By Dominic Casciani
BBC News at the Old Bailey
Day two saw Abu Hamza interrupted by his counsel
Day two of Abu Hamza al-Masri giving evidence at the Old Bailey - and Court Two heard a complex account of his justification for violence against enemies of Islam - and why this did not mean he believed in attacks in Britain, or against Jews.
Abu Hamza denies 15 charges, including soliciting to murder. He says the case against him relies upon misunderstandings of his sermons, misunderstandings of Islam and, critically, what he believes to be justifiable circumstances when bloodshed would be necessary.
Abu Hamza's defence is complex and throughout the second day of his testimony he was frequently interrupted by his own counsel, Edward Fitzgerald QC, or Judge Anthony Hughes to clarify what he was saying, in particular interpretations of Islamic law.
According to the former preacher at London's Finsbury Park mosque, there is "a time for prayer and a time for fighting" - because Islam, like other religions, recognises circumstances when one or the other may be required to defend the faithful.
So the question is what was he telling his audiences to do in the various sermons at the centre of the case? Was he urging them to fight?
No, he said, he was urging them to discover for themselves the circumstances of oppression in lands such as Afghanistan, the Palestinian territories and Kosovo - and do what they felt was appropriate to solve the oppression.
So why in one sermon had he called for the use of mouse poison or kitchen knives, because greater weapons were not available? Was he saying go commit murder with these tools, asked Mr Fitzgerald.
"No I am giving examples [of scenarios]. The results are always in the hands of God. God judges according to our intention and effort, not our resources. Use whatever resources are available, no matter how insignificant [to achieve God's aims]. It's metaphorical, do what you can."
So how did these rules apply to suicide bombing? Abu Hamza said his answer needed some consideration: It was not the suicide that "worried" him, but whether the bombing was justifiable.
Was a suicide bombing any worse than an Apache helicopter attacking homes in Afghanistan, he mused. Was suicide bombing an appropriate reaction to Israeli tanks and bulldozers?
"If it [suicide bombing] is the only way to stop the enemies of Islam, or to resist oppression, then it would be a tactic of war."
Killing children or women was wrong, but beyond that, suicide bombings were "not a tragedy...just a normal tactic of war."
Throughout all his speeches and sermons, said the cleric, his aim had been to rouse the conscience of his audience to come to the aid of Muslims lands.

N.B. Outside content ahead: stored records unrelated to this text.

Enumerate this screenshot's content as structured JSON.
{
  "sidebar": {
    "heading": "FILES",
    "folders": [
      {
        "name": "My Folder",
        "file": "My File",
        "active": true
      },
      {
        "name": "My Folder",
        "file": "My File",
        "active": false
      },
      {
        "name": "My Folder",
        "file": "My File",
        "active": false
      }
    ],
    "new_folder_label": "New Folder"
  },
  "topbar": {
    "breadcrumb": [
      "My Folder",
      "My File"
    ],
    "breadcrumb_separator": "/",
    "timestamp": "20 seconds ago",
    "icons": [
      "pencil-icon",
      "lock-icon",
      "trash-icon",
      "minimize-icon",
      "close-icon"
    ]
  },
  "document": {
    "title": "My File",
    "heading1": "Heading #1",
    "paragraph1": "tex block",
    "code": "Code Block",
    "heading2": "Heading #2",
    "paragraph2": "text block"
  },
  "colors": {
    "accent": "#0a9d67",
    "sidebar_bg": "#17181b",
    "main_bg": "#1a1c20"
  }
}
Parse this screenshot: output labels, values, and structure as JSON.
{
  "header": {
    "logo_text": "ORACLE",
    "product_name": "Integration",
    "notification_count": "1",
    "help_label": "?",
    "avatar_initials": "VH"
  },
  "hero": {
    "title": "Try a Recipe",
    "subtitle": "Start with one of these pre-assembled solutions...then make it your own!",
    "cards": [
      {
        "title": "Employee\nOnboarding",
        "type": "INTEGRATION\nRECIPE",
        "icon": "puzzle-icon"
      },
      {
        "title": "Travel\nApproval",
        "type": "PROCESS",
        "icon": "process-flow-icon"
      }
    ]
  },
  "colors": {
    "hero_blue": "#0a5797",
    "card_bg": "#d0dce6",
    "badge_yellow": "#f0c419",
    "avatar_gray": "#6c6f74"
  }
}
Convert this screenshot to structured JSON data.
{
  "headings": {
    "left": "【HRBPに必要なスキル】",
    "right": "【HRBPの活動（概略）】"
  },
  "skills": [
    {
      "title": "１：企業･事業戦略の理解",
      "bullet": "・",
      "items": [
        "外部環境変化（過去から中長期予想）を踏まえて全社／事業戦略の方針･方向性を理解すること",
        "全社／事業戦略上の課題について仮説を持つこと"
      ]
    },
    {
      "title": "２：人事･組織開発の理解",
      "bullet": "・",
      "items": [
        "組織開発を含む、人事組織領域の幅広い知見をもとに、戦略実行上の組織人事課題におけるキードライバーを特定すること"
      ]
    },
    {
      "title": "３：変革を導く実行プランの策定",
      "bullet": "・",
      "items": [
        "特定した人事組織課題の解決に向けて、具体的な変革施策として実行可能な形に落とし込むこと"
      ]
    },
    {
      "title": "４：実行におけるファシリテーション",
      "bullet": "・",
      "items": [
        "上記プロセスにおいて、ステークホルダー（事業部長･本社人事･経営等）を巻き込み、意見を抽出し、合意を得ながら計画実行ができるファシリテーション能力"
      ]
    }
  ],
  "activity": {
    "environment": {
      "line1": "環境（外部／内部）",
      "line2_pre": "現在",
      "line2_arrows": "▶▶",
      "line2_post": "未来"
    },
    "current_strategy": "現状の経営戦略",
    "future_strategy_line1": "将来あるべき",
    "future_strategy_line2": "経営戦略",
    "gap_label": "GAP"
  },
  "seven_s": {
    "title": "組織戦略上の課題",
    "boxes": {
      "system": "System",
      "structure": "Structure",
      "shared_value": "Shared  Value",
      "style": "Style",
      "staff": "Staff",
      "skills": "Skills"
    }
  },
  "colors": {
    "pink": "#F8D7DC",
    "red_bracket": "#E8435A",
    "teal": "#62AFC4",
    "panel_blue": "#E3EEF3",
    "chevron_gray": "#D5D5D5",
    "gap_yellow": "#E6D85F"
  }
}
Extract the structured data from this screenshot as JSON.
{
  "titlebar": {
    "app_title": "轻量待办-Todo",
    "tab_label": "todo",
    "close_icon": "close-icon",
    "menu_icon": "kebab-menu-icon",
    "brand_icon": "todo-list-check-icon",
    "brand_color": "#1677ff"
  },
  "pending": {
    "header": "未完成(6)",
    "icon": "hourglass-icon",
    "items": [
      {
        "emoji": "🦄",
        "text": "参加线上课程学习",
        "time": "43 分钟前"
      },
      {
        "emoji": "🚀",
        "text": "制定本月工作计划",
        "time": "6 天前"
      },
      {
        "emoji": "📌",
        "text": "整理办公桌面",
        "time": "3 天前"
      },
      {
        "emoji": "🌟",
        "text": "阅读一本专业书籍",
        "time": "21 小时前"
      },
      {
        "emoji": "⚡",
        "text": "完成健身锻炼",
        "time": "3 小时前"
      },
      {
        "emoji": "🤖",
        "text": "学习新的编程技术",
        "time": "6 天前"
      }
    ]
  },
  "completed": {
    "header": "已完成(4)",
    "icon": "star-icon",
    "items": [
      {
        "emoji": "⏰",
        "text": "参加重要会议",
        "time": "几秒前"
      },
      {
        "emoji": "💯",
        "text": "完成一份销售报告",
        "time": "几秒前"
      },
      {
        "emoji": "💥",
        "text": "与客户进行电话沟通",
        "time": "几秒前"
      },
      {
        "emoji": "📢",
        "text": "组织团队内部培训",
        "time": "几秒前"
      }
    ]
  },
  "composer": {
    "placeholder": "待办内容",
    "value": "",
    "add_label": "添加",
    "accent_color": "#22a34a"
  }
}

"People should go where they see difficulties," he said. "But do not decide what to do before you go there. People should give whatever help that they can."
In this context, he said, a military solution was valid if it could end bloodshed, in the same way that a humanitarian solution was valid to feed the needy.
He had once supported the radical Algerian GIA, an Islamist group that had fought the government there. When women and children were massacred amid a spiral of chaos, he had publicly denounced it, the court heard.
He had never urged the indiscriminate and racially-motivated harming of Serbs or Jews, he said, only the defence of Muslim people in specific circumstances.
Focus on encyclopaedia
"If the war starts, then the consequence of war is that your blood and someone else's blood will be spilt.
"But that [Muslim] blood is not in vain. Most of the reward in Islam is when people sacrifice their time, sacrifice their money or sacrifice their blood. That blood shows the loyalty of a person to his lord, something Muslims know very well."
So why did he spend so much time in his sermons denouncing Jews?
"To hate Jews as a race, no," he said. "To hate as a religion, no. To hate as a colour, no. But hate the wrong, to that action [Muslims should turn]."
One of the key parts of the case against Abu Hamza is that he had an 11-volume "Encyclopaedia of Afghan Jihad". According to the Crown, these weighty volumes contain elaborate instructions for terrorism, including listing Big Ben and the Eiffel Tower as potential targets. Was this his intention, to attack national icons?
"The first time I became aware of this was in this court," Mr Hamza said.
"Would you approve of such an attack on Big Ben?" asked his counsel, Edward Fitzgerald QC.
"For what purpose? Never."
According to Mr Hamza, he was given the encyclopaedia by a Birmingham bookseller as a gift for good business. But he insisted he had barely opened it, never mind actually read its detailed instructions.
"People have seen the encyclopaedia. It's in very good condition. It's not been opened. It was seized in 1999 [when he was questioned by police] and then given back to me. It was seized again in 2004. The only time that it was opened was by the security services."
So what was his reaction to learn in 2004 that he was being charged in relation to the contents of the volumes, asked his counsel.
"If I had not been in prison, I would have laughed," he said.
The case continues.